Winter conditions offer a unique set of challenges to the bicycle commuter. You must be a defensive cyclist and anticipate possible problems. Keep these tips in mind next time you head out in less than idyllic weather.

  • Choose your route to work based on the winter road conditions. If you are confident riding in traffic, busy streets tend to have the least amount of snow and ice. However, be aware of huge, tire-swallowing potholes, slush puddles, and snow banks. Also remember that snow-covered roads mean narrower thoroughfares. So be vigilant in busy traffic and never assume that drivers can see you.
  • Less travelled roads and bike paths are generally safer but can be covered with hard pack snow and ice. Riding on rutted ice and hardpack snow is extremely challenging. If you choose a route less travelled, plan to add more time to your commute so you can slow down and ride carefully.
  • Ride slow, steady, and smooth. Try not to make sudden emergency manoeuvres. Keep your head up and anticipate the next turn when you will need to brake. Remember wet, slushy, roads mean reduced stopping power and extended braking distances. This also applies to cars in front and behind you.
  • You may want to pedal in the same low gear all winter. In slushy and/or snowy conditions your cogs may get gummed up – your gears can skip or freeze in place. If your frozen in low you can still pedal in most terrain.
  • If you start to loose control, aim for a snow bank.
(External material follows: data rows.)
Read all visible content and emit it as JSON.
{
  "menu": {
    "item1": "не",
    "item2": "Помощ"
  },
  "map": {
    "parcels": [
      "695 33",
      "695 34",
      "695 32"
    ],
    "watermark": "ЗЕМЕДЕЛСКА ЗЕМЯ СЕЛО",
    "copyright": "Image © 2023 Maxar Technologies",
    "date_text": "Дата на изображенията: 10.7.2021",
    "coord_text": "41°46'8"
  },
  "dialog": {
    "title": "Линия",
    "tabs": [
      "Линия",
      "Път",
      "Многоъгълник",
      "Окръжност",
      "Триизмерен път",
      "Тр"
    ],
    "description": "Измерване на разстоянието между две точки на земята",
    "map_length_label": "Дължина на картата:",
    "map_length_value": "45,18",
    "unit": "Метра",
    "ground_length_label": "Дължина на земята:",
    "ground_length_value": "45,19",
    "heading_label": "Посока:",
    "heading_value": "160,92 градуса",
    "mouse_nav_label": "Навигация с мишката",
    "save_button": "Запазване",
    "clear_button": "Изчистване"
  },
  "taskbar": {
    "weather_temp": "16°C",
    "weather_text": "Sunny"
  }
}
It will still hurt when you run into it, but it beats sliding helplessly into an intersection or a parked car.

Have fun, ride hard, and have a great winter bicycling commute!